Program participants must complete 100 hours of practicum activities within schools (K-12) and 600 hours of field work experience.
Practicum is the initial orientation to the work of school counselor professionals. School counseling candidates must complete four semesters of practicum, consisting of a minimum of one hundred (100) total clock hours in a practicum experience. School counselor candidates are expected to spend at least two to five hours each week in school settings in conjunction with courses and course assignments. Examples of such experiences include:
- Peer counseling related to a university or college program practicum course
- Personal and career assessments
- Personal counseling experience in either an individual or group context
- School-based programs serving parents and family members
- Community service programs serving children and families
- School-related experience such as “shadowing” a school counselor, observing classroom instruction, attending district and school-based meetings, and mapping school-based community resources
School Counseling candidates are required to complete a supervised field experience of six hundred (600) clock hours that is begun after successful completion of the practicum experience. The field experience provides an opportunity for the candidate to perform, under supervision, the functions of school counselors in school counseling domains.
Up to one hundred and fifty (150) clock hours shall be devoted to issues of diversity. This may be satisfied with up to 100 clock hours in a diversity program or with the development and implementation of a program that addresses diversity issues, AND one of the following two options: 1) at least fifty (50) clock hours shall be with at least ten (10) pupils (individually or in a group) of a racial and ethnic background different from that of the candidate; or 2) all 150 clock hours with pupils of a racial and ethnic background different from that of the candidate.
School counselors are evaluated in the following areas during the field experience:
(a) Professionalism: Conducts himself/herself in a responsible and professional manner; is punctual for meetings; completes reports in a timely manner; participates in a community of school counselors (staff meetings, workshops, seminars, etc.); collaborates effectively with educational and auxiliary staff; possesses effective communication skills; possesses effective interpersonal skills; demonstrates sensitivity toward others from different cultures and backgrounds.
(b) Intervention Skills: Plans, recommends, implements and evaluates interventions effectively; forms appropriate working relationships with students, families and staff Is knowledgeable about a range of academic interventions and/or how to monitor interventions within the classroom; is knowledgeable about a range of socio-emotional or trauma-related interventions; demonstrates knowledge about behavioral interventions; demonstrates knowledge of requirements, procedures of behavior support plans; helps plan and implement appropriate classroom management procedures with other educational staff; understands issue of student attendance and SARBs; understands issues of guidance counseling and career counseling; possesses effective counseling skills (and/or is knowledgeable about counseling services within the community).

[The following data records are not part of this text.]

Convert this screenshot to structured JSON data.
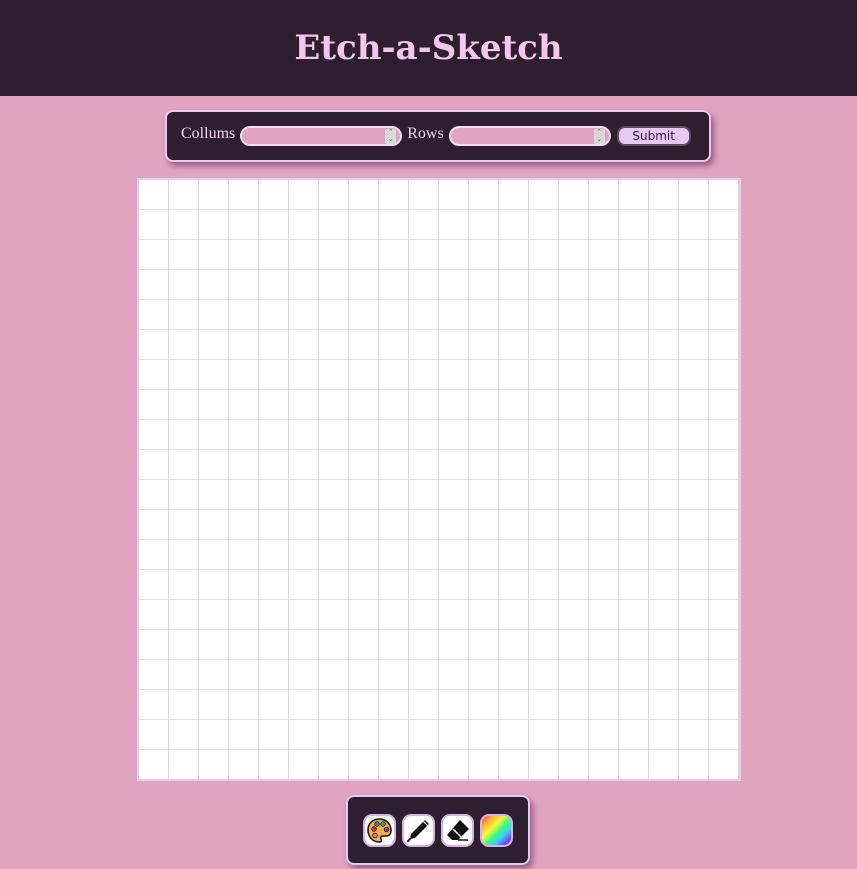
{
  "header": {
    "title": "Etch-a-Sketch"
  },
  "controls": {
    "columns_label": "Collums",
    "columns_value": "",
    "rows_label": "Rows",
    "rows_value": "",
    "submit_label": "Submit"
  },
  "grid": {
    "columns": 20,
    "rows": 20
  },
  "tools": [
    {
      "name": "palette-icon"
    },
    {
      "name": "pen-icon"
    },
    {
      "name": "eraser-icon"
    },
    {
      "name": "rainbow-icon"
    }
  ],
  "colors": {
    "background": "#e0a3c0",
    "panel": "#2d1f30",
    "title": "#f4c6ec",
    "accent_border": "#e8c9f0"
  }
}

(c) Supervision: Recognizes his/her own limitations and seeks supervision as needed; is reliable with regard to supervision appointments; takes initiative in supervision such as coming prepared, questioning, challenging, and taking an active role; is realistic about his/her own strengths and weaknesses; expectations of the supervisor are appropriate and realistic.
(d) Professional Competencies
I. Domains of School Counseling and Guidance: Skills in promoting the academic development of pupils; knowledge and skills in career development; ability to promote the personal and social development of pupils.
II. Themes of School Counselor Preparation: Possesses leadership skills; skills and attitudes for advocating for the learning and academic success of all pupils; knowledge of classroom management strategies and techniques for assisting teachers with classroom organization.
III. Functions of School Counselors Individual Counseling: Ability to help pupils cope with personal and interpersonal problems as well as skills in crisis intervention; understanding of group dynamics and skills in group work; effective in promoting collaboration and coordination among school staff, parents, family and community members; ability to understand a comprehensive school counseling and guidance program; skills in planning organizing and implementing educational programs designed to promote pupil learning and high academic achievement; skills in conducting needs assessments, program evaluations, and utilizing technology.
School Psychology and Counseling Programs Core Faculty
James Adams, PsyD, Assistant Professor, Program Director, School and Educational Psychology, San Francisco and Systemwide Program Director, School Counseling
Steven Fisher, PsyD, Associate Professor and Systemwide Program Director, School and Educational Psychology
Carlton Parks, PhD, Professor and Program Director, School and Educational Psychology, Los Angeles
Thomas Ryerson, PsyD, Lecturer and Program Coordinator, Los Angeles
Donald Wofford, PsyD, Assistant Professor and Program Director, School and Educational Psychology, Irvine
For a detailed description of program faculty background and research interests, please see the alphabetical listing of Faculty for the California School of Education.